Record excerpts:
#####

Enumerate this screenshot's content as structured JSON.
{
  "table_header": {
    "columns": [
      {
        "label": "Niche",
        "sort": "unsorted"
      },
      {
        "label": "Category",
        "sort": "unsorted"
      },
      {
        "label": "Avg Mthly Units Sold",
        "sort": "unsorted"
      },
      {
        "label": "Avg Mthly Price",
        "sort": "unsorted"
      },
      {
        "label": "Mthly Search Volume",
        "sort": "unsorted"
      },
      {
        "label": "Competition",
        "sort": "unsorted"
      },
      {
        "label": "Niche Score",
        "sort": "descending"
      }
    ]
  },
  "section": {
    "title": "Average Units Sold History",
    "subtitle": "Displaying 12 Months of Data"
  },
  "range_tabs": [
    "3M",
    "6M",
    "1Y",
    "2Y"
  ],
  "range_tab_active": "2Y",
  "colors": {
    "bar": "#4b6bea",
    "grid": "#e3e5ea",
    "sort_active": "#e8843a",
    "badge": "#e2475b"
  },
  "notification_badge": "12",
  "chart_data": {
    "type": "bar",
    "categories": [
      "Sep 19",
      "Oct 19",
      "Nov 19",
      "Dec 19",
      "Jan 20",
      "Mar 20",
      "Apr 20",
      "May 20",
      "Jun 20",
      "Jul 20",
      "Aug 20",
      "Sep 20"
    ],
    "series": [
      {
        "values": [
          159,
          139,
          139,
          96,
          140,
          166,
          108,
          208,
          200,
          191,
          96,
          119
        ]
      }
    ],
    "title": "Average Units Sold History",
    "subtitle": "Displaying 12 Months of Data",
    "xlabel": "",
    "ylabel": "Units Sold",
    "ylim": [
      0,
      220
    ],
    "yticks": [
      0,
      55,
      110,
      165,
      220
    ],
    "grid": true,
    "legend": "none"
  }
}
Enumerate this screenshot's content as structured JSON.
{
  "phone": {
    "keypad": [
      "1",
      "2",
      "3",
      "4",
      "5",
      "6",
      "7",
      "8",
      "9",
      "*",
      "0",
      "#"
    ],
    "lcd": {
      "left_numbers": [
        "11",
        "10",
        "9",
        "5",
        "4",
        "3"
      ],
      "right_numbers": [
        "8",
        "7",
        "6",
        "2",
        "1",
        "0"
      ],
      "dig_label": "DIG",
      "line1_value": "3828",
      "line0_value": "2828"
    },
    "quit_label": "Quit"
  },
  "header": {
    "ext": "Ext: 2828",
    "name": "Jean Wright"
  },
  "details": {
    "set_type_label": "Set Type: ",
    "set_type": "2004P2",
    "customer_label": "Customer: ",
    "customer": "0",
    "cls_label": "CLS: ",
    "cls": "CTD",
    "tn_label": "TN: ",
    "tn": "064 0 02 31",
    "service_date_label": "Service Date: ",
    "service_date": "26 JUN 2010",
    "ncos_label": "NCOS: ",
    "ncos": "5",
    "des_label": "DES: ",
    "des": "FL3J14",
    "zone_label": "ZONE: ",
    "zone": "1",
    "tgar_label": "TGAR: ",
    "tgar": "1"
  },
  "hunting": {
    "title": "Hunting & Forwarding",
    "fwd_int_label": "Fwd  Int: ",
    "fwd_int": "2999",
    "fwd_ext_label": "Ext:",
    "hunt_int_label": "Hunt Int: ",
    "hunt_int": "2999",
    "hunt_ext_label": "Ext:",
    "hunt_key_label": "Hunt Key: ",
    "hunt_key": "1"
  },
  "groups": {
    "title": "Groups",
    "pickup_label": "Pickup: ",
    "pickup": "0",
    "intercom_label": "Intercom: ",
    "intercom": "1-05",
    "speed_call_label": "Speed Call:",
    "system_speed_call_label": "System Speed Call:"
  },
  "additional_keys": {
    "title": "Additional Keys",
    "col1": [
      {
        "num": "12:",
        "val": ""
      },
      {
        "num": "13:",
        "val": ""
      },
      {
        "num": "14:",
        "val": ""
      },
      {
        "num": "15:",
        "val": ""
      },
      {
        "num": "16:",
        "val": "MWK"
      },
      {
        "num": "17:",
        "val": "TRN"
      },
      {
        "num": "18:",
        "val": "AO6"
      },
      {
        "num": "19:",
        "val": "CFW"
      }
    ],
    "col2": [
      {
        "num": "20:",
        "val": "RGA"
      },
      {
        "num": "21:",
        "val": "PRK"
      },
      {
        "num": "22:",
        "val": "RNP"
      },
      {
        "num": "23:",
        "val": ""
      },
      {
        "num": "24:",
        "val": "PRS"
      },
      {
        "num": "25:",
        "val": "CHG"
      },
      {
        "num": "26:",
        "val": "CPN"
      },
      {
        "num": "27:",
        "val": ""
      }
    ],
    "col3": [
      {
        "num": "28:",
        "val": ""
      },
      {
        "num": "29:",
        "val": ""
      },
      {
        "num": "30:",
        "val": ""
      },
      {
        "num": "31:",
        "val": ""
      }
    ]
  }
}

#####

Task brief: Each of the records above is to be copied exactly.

The answer:
Enumerate this screenshot's content as structured JSON.
{
  "table_header": {
    "columns": [
      {
        "label": "Niche",
        "sort": "unsorted"
      },
      {
        "label": "Category",
        "sort": "unsorted"
      },
      {
        "label": "Avg Mthly Units Sold",
        "sort": "unsorted"
      },
      {
        "label": "Avg Mthly Price",
        "sort": "unsorted"
      },
      {
        "label": "Mthly Search Volume",
        "sort": "unsorted"
      },
      {
        "label": "Competition",
        "sort": "unsorted"
      },
      {
        "label": "Niche Score",
        "sort": "descending"
      }
    ]
  },
  "section": {
    "title": "Average Units Sold History",
    "subtitle": "Displaying 12 Months of Data"
  },
  "range_tabs": [
    "3M",
    "6M",
    "1Y",
    "2Y"
  ],
  "range_tab_active": "2Y",
  "colors": {
    "bar": "#4b6bea",
    "grid": "#e3e5ea",
    "sort_active": "#e8843a",
    "badge": "#e2475b"
  },
  "notification_badge": "12",
  "chart_data": {
    "type": "bar",
    "categories": [
      "Sep 19",
      "Oct 19",
      "Nov 19",
      "Dec 19",
      "Jan 20",
      "Mar 20",
      "Apr 20",
      "May 20",
      "Jun 20",
      "Jul 20",
      "Aug 20",
      "Sep 20"
    ],
    "series": [
      {
        "values": [
          159,
          139,
          139,
          96,
          140,
          166,
          108,
          208,
          200,
          191,
          96,
          119
        ]
      }
    ],
    "title": "Average Units Sold History",
    "subtitle": "Displaying 12 Months of Data",
    "xlabel": "",
    "ylabel": "Units Sold",
    "ylim": [
      0,
      220
    ],
    "yticks": [
      0,
      55,
      110,
      165,
      220
    ],
    "grid": true,
    "legend": "none"
  }
}
Enumerate this screenshot's content as structured JSON.
{
  "phone": {
    "keypad": [
      "1",
      "2",
      "3",
      "4",
      "5",
      "6",
      "7",
      "8",
      "9",
      "*",
      "0",
      "#"
    ],
    "lcd": {
      "left_numbers": [
        "11",
        "10",
        "9",
        "5",
        "4",
        "3"
      ],
      "right_numbers": [
        "8",
        "7",
        "6",
        "2",
        "1",
        "0"
      ],
      "dig_label": "DIG",
      "line1_value": "3828",
      "line0_value": "2828"
    },
    "quit_label": "Quit"
  },
  "header": {
    "ext": "Ext: 2828",
    "name": "Jean Wright"
  },
  "details": {
    "set_type_label": "Set Type: ",
    "set_type": "2004P2",
    "customer_label": "Customer: ",
    "customer": "0",
    "cls_label": "CLS: ",
    "cls": "CTD",
    "tn_label": "TN: ",
    "tn": "064 0 02 31",
    "service_date_label": "Service Date: ",
    "service_date": "26 JUN 2010",
    "ncos_label": "NCOS: ",
    "ncos": "5",
    "des_label": "DES: ",
    "des": "FL3J14",
    "zone_label": "ZONE: ",
    "zone": "1",
    "tgar_label": "TGAR: ",
    "tgar": "1"
  },
  "hunting": {
    "title": "Hunting & Forwarding",
    "fwd_int_label": "Fwd  Int: ",
    "fwd_int": "2999",
    "fwd_ext_label": "Ext:",
    "hunt_int_label": "Hunt Int: ",
    "hunt_int": "2999",
    "hunt_ext_label": "Ext:",
    "hunt_key_label": "Hunt Key: ",
    "hunt_key": "1"
  },
  "groups": {
    "title": "Groups",
    "pickup_label": "Pickup: ",
    "pickup": "0",
    "intercom_label": "Intercom: ",
    "intercom": "1-05",
    "speed_call_label": "Speed Call:",
    "system_speed_call_label": "System Speed Call:"
  },
  "additional_keys": {
    "title": "Additional Keys",
    "col1": [
      {
        "num": "12:",
        "val": ""
      },
      {
        "num": "13:",
        "val": ""
      },
      {
        "num": "14:",
        "val": ""
      },
      {
        "num": "15:",
        "val": ""
      },
      {
        "num": "16:",
        "val": "MWK"
      },
      {
        "num": "17:",
        "val": "TRN"
      },
      {
        "num": "18:",
        "val": "AO6"
      },
      {
        "num": "19:",
        "val": "CFW"
      }
    ],
    "col2": [
      {
        "num": "20:",
        "val": "RGA"
      },
      {
        "num": "21:",
        "val": "PRK"
      },
      {
        "num": "22:",
        "val": "RNP"
      },
      {
        "num": "23:",
        "val": ""
      },
      {
        "num": "24:",
        "val": "PRS"
      },
      {
        "num": "25:",
        "val": "CHG"
      },
      {
        "num": "26:",
        "val": "CPN"
      },
      {
        "num": "27:",
        "val": ""
      }
    ],
    "col3": [
      {
        "num": "28:",
        "val": ""
      },
      {
        "num": "29:",
        "val": ""
      },
      {
        "num": "30:",
        "val": ""
      },
      {
        "num": "31:",
        "val": ""
      }
    ]
  }
}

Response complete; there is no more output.